Well it seems the music industry is now worried about digital and satellite radio, and the ability to make copies of songs heard through radio streams. From the CNET Article:
"At issue are new devices that can record and save high-quality digital copies of tunes as they're being broadcast by these new networks. Recording executives are worried that consumers might increasingly opt to make such copies instead of purchasing the music on a commercial CD or from a download store like Apple Computer's iTunes."
"For now, the most pressing issues focus on whether digital broadcasts can be legally recorded and archived. For instance, a new device from Sirius radio called the S50 lets people save individual songs. Sirius and the RIAA are in negotiations over this device.
XM Satellite Radio pulled a PC-based radio receiver from the market last year over music-copying concerns, and the company says none of its devices can now be used to transfer and store content on a computer. XM says it is happy to continue talking to the record industry about its products.
"The year 2006 will be one of negotiation between satellite radio and the music industry," said XM spokesman Nathaniel Brown. "Music is an important partner for XM, and we look forward to continuing our discussions with them in hopes of arriving at a business solution that fits everyone."
Similarly, radio broadcasters are worried about RIAA proposals to change the way digital radio is sent over the air. Labels have proposed several ideas, ranging from a "broadcast flag"-like marker in digital broadcasts, which would prevent recordings from being traded online, to wholesale encryption of radio streams to prevent recording."
This will be an interesting debate to follow. I know I have recorded shows before that are streamed, and there are several programs around ( as I am sure any true audio addict knows all ready), to aid you in editing as needed.
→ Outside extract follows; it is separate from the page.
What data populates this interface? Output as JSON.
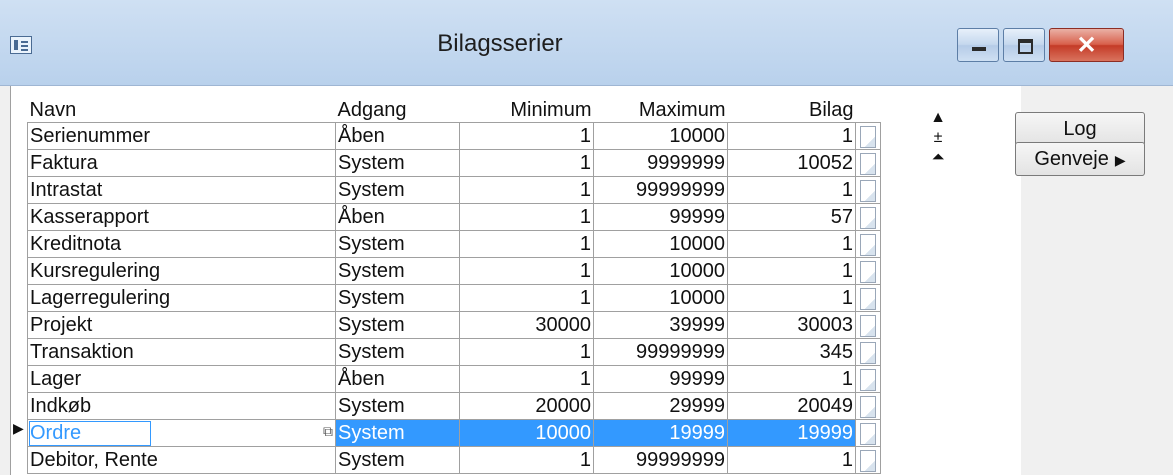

It may be the music industry worrying at the moment, but this could potentially effect anyone who has a radio show streamed on the web or satellite.
LINK to article